Actually my last novel, which is not yet translated, takes place in the United States, but the characters are Salvadorians. So you can see the mixing of influences. The characters belong to the generation of the civil war, the people that came to the United States after the civil war. Some of them are here legally, some of them are not, but they are all wondering, “Why did we leave?” What’s the meaning of our fighting? What’s the meaning of our struggle? What’s the meaning of all the people, all those friends who were killed? They are not writing philosophical treatises about it because my characters are not built that way. They are just working as drivers or whatever, but it’s still this memory mixed with a new reality.
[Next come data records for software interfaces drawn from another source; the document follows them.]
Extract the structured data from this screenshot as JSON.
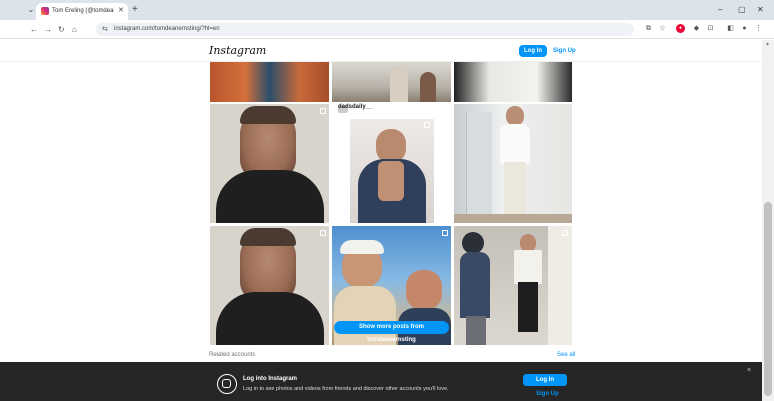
{
  "browser": {
    "tab_title": "Tom Ereling (@tomdeanernsting)",
    "url": "instagram.com/tomdeanernsting/?hl=en",
    "icons": [
      "menu-icon",
      "close-icon",
      "new-tab-icon",
      "minimize-icon",
      "maximize-icon",
      "window-close-icon",
      "back-icon",
      "forward-icon",
      "reload-icon",
      "home-icon",
      "site-info-icon",
      "install-icon",
      "star-icon",
      "extension-icon",
      "profile-icon"
    ],
    "new_tab": "+",
    "minimize": "–",
    "maximize": "▢",
    "close": "✕"
  },
  "header": {
    "logo": "Instagram",
    "login_label": "Log In",
    "signup_label": "Sign Up"
  },
  "grid": {
    "popup_username": "dadsdaily__",
    "show_more_label": "Show more posts from tomdeanernsting"
  },
  "related": {
    "label": "Related accounts",
    "see_all": "See all"
  },
  "banner": {
    "title": "Log into Instagram",
    "subtitle": "Log in to see photos and videos from friends and discover other accounts you'll love.",
    "login_label": "Log In",
    "signup_label": "Sign Up",
    "close_glyph": "×"
  },
  "colors": {
    "accent": "#0095f6",
    "banner_bg": "#262626"
  }
}
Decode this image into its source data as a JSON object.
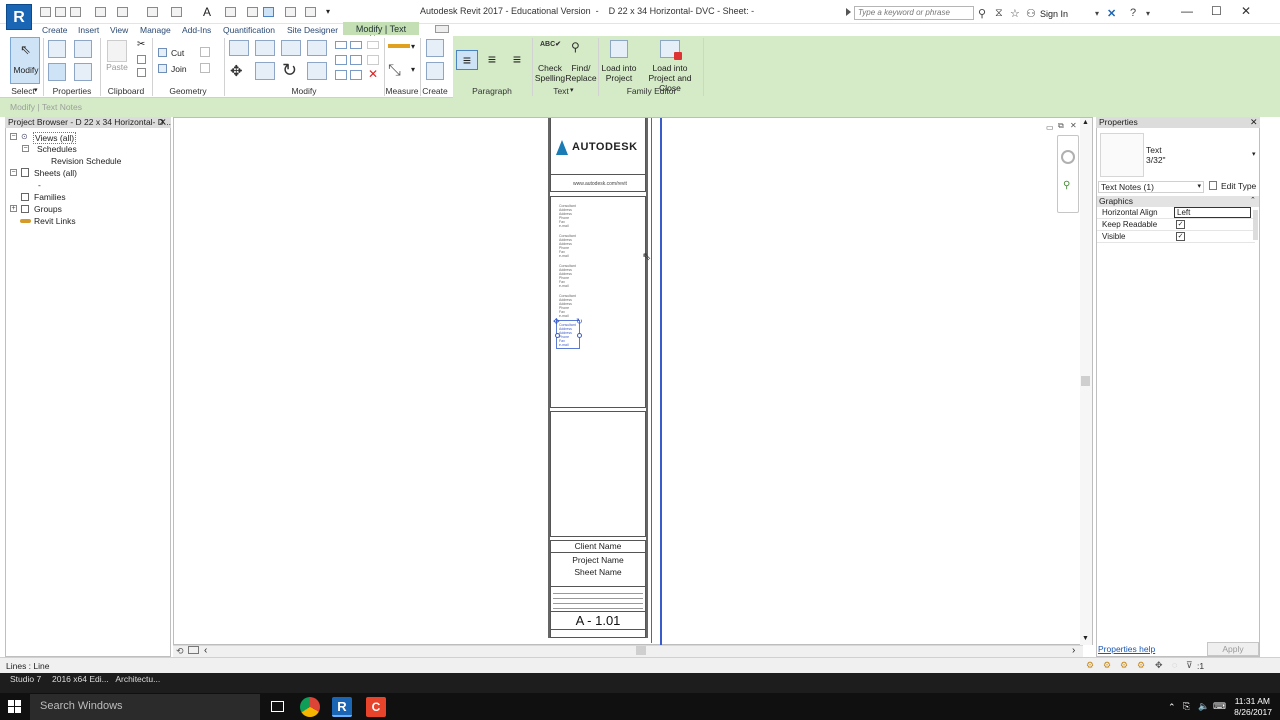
{
  "title_bar": {
    "app_logo": "R",
    "window_title": "Autodesk Revit 2017 - Educational Version  -    D 22 x 34 Horizontal- DVC - Sheet: -",
    "search_placeholder": "Type a keyword or phrase",
    "sign_in": "Sign In"
  },
  "tabs": [
    "Create",
    "Insert",
    "View",
    "Manage",
    "Add-Ins",
    "Quantification",
    "Site Designer"
  ],
  "active_tab": "Modify | Text Notes",
  "ribbon": {
    "modify": "Modify",
    "cut": "Cut",
    "join": "Join",
    "paste": "Paste",
    "check_spelling_1": "Check",
    "check_spelling_2": "Spelling",
    "find_replace_1": "Find/",
    "find_replace_2": "Replace",
    "load_project_1": "Load into",
    "load_project_2": "Project",
    "load_close_1": "Load into",
    "load_close_2": "Project and Close",
    "panels": {
      "select": "Select",
      "properties": "Properties",
      "clipboard": "Clipboard",
      "geometry": "Geometry",
      "modify": "Modify",
      "measure": "Measure",
      "create": "Create",
      "paragraph": "Paragraph",
      "text": "Text",
      "family_editor": "Family Editor"
    }
  },
  "sub_bar": "Modify | Text Notes",
  "project_browser": {
    "header": "Project Browser - D 22 x 34 Horizontal- D...",
    "items": {
      "views": "Views (all)",
      "schedules": "Schedules",
      "revision_schedule": "Revision Schedule",
      "sheets": "Sheets (all)",
      "sheet_dash": "-",
      "families": "Families",
      "groups": "Groups",
      "revit_links": "Revit Links"
    }
  },
  "title_block": {
    "brand": "AUTODESK",
    "url": "www.autodesk.com/revit",
    "client": "Client Name",
    "project": "Project Name",
    "sheet": "Sheet Name",
    "sheet_number": "A - 1.01",
    "consultant_lines": [
      "Consultant",
      "Address",
      "Address",
      "Phone",
      "Fax",
      "e-mail"
    ]
  },
  "properties": {
    "header": "Properties",
    "type_name": "Text",
    "type_size": "3/32\"",
    "selector": "Text Notes (1)",
    "edit_type": "Edit Type",
    "group": "Graphics",
    "rows": [
      {
        "label": "Horizontal Align",
        "value": "Left"
      },
      {
        "label": "Keep Readable",
        "value": ""
      },
      {
        "label": "Visible",
        "value": ""
      }
    ],
    "help": "Properties help",
    "apply": "Apply"
  },
  "status_bar": {
    "text": "Lines : Line",
    "tray_suffix": ":1"
  },
  "minimized": [
    "Studio 7",
    "2016 x64 Edi...   Architectu..."
  ],
  "taskbar": {
    "search": "Search Windows",
    "time": "11:31 AM",
    "date": "8/26/2017"
  },
  "colors": {
    "ribbon_context": "#d5ebc7",
    "accent_blue": "#1b65b5",
    "selection_blue": "#3a5cc8"
  }
}
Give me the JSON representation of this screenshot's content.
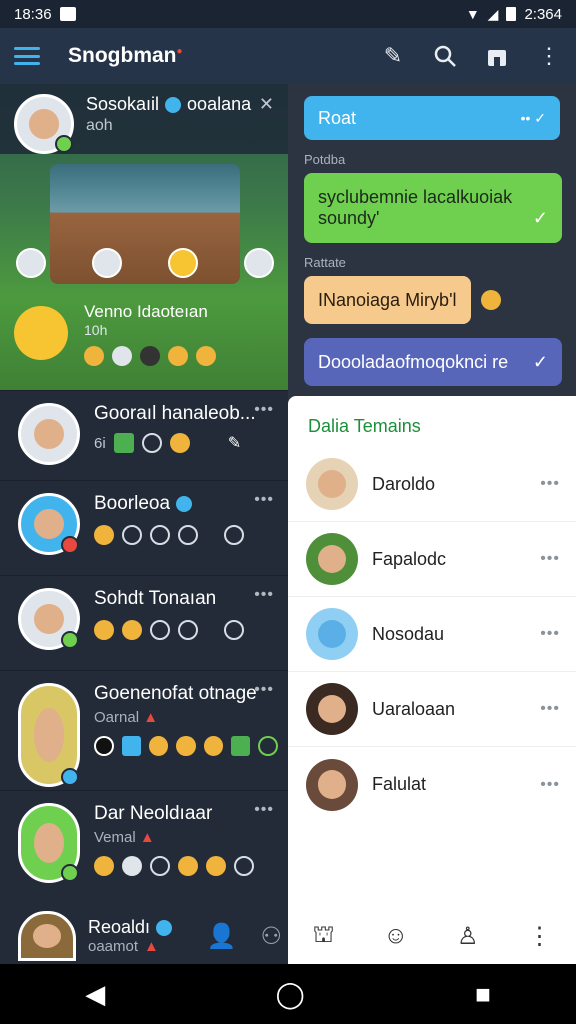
{
  "status": {
    "time": "18:36",
    "battery_text": "2:364"
  },
  "appbar": {
    "title": "Snogbman",
    "icons": [
      "menu-icon",
      "feather-icon",
      "search-icon",
      "store-icon",
      "more-vert-icon"
    ]
  },
  "feature": {
    "name": "Sosokaıil",
    "handle": "ooalana",
    "sub": "aoh",
    "title": "Venno Idaoteıan",
    "sub2": "10h"
  },
  "chats": [
    {
      "name": "Gooraıl hanaleob...",
      "sub": "6i"
    },
    {
      "name": "Boorleoa",
      "sub": ""
    },
    {
      "name": "Sohdt Tonaıan",
      "sub": ""
    },
    {
      "name": "Goenenofat otnage",
      "sub": "Oarnal"
    },
    {
      "name": "Dar Neoldıaar",
      "sub": "Vemal"
    },
    {
      "name": "Reoaldı",
      "sub": "oaamot"
    }
  ],
  "thread": {
    "reply_bubble": "Roat",
    "label1": "Potdba",
    "green_bubble_l1": "syclubemnie lacalkuoiak",
    "green_bubble_l2": "soundy'",
    "label2": "Rattate",
    "orange_bubble": "INanoiaga Miryb'l",
    "blue_bubble": "Doooladaofmoqoknci re"
  },
  "popup": {
    "title": "Dalia Temains",
    "members": [
      "Daroldo",
      "Fapalodc",
      "Nosodau",
      "Uaraloaan",
      "Falulat"
    ]
  },
  "colors": {
    "accent": "#41b4ee",
    "green": "#6fcf4f",
    "orange": "#f6c98c",
    "purple": "#5866b9",
    "popup_title": "#1c8f3a"
  }
}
Why? Because for some countries in Latin America, and El Salvador is one of them, exile is part of our cultures. If you think about how 25 percent of the Salvadorian population lives in the U.S., you are talking about the fact that one out of every four Salvadorians are here. They cannot avoid mixing. When I was promoting my book — in Argentina or in Chile or in Columbia or in Spain — they would ask me, “Why write now about the U.S.?” Well, because we are in the U.S.! And so, all the memories come from the U.S., right? It’s in the middle of this new environment, this new culture, this new way of understanding things. So the book is about that: how people are not prepared for a new culture, how it’s difficult to assume new values, and to assume new ways of how society works, how society dominates everything. Exile happens to influence writing, especially after some years away.